Provided data =
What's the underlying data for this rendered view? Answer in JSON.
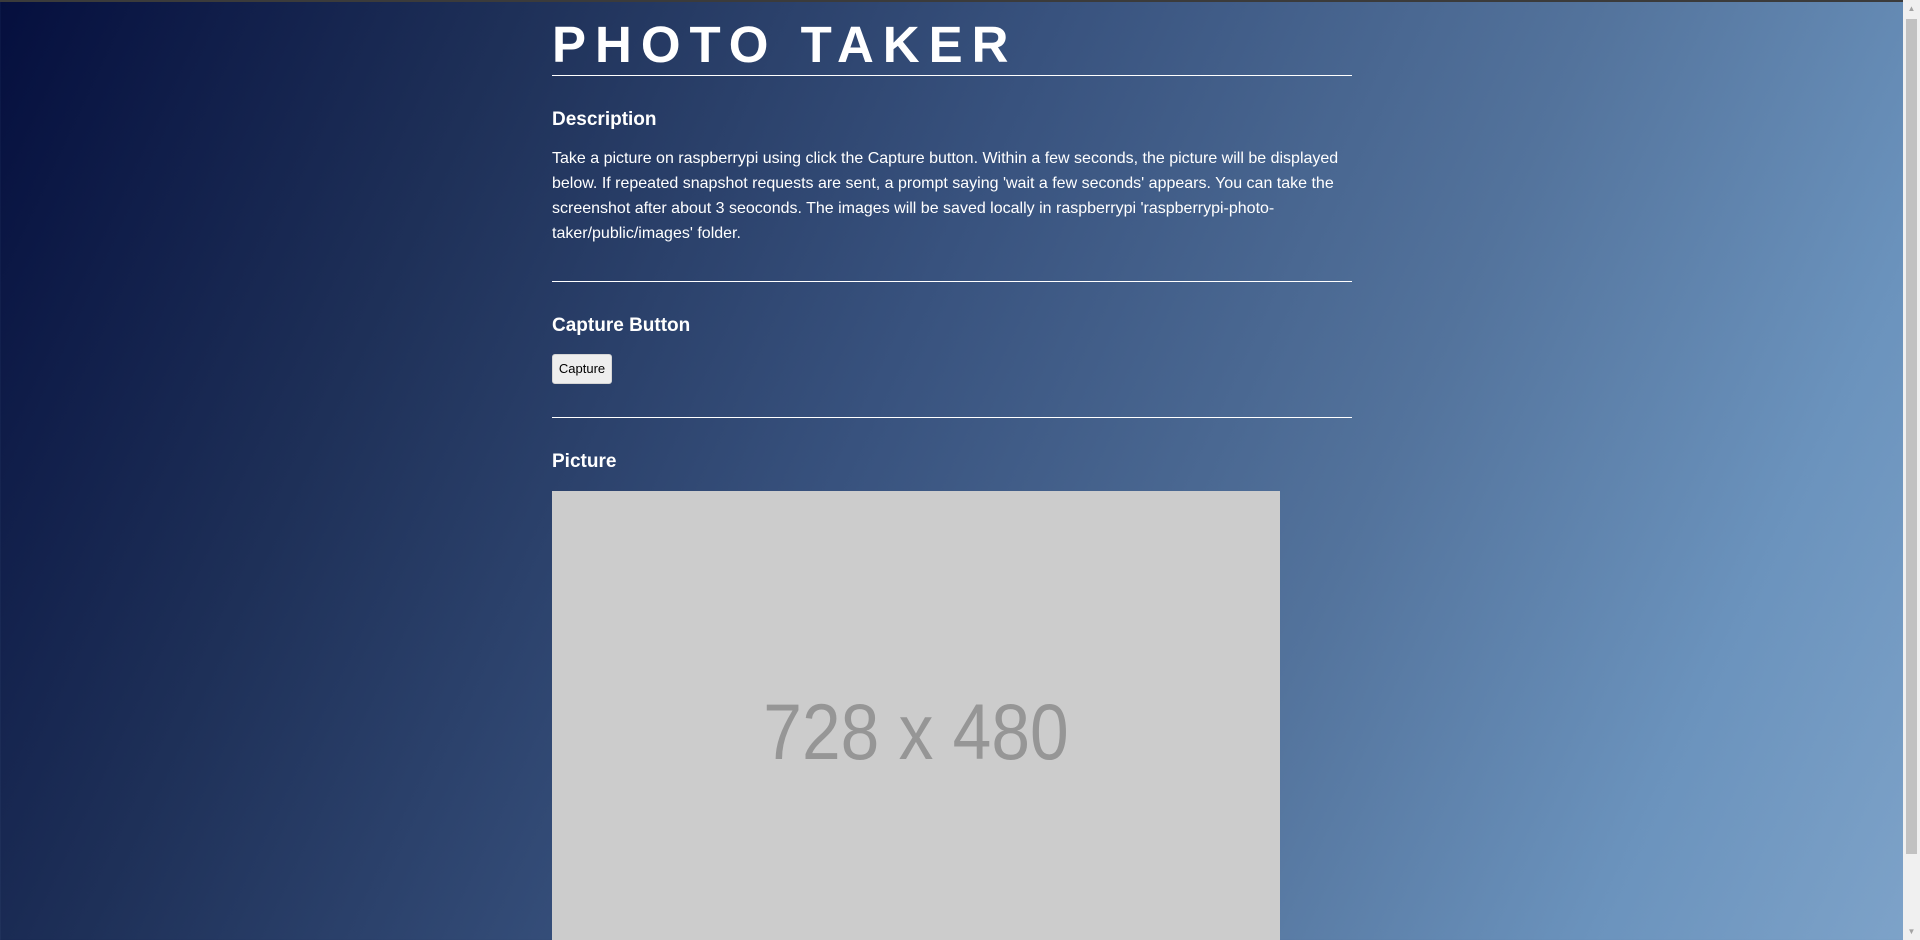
{
  "header": {
    "title": "PHOTO TAKER"
  },
  "description": {
    "heading": "Description",
    "text": "Take a picture on raspberrypi using click the Capture button. Within a few seconds, the picture will be displayed below. If repeated snapshot requests are sent, a prompt saying 'wait a few seconds' appears. You can take the screenshot after about 3 seoconds. The images will be saved locally in raspberrypi 'raspberrypi-photo-taker/public/images' folder."
  },
  "capture": {
    "heading": "Capture Button",
    "button_label": "Capture"
  },
  "picture": {
    "heading": "Picture",
    "placeholder_label": "728 x 480"
  },
  "icons": {
    "scroll_up": "chevron-up-icon",
    "scroll_down": "chevron-down-icon"
  },
  "colors": {
    "gradient_start": "#050f3e",
    "gradient_end": "#7ea3c9",
    "placeholder_bg": "#cccccc",
    "placeholder_text": "#969696"
  }
}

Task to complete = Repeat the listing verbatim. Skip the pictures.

Exercise result =
What's the underlying data for this rendered view? Answer in JSON.
{
  "header": {
    "title": "PHOTO TAKER"
  },
  "description": {
    "heading": "Description",
    "text": "Take a picture on raspberrypi using click the Capture button. Within a few seconds, the picture will be displayed below. If repeated snapshot requests are sent, a prompt saying 'wait a few seconds' appears. You can take the screenshot after about 3 seoconds. The images will be saved locally in raspberrypi 'raspberrypi-photo-taker/public/images' folder."
  },
  "capture": {
    "heading": "Capture Button",
    "button_label": "Capture"
  },
  "picture": {
    "heading": "Picture",
    "placeholder_label": "728 x 480"
  },
  "icons": {
    "scroll_up": "chevron-up-icon",
    "scroll_down": "chevron-down-icon"
  },
  "colors": {
    "gradient_start": "#050f3e",
    "gradient_end": "#7ea3c9",
    "placeholder_bg": "#cccccc",
    "placeholder_text": "#969696"
  }
}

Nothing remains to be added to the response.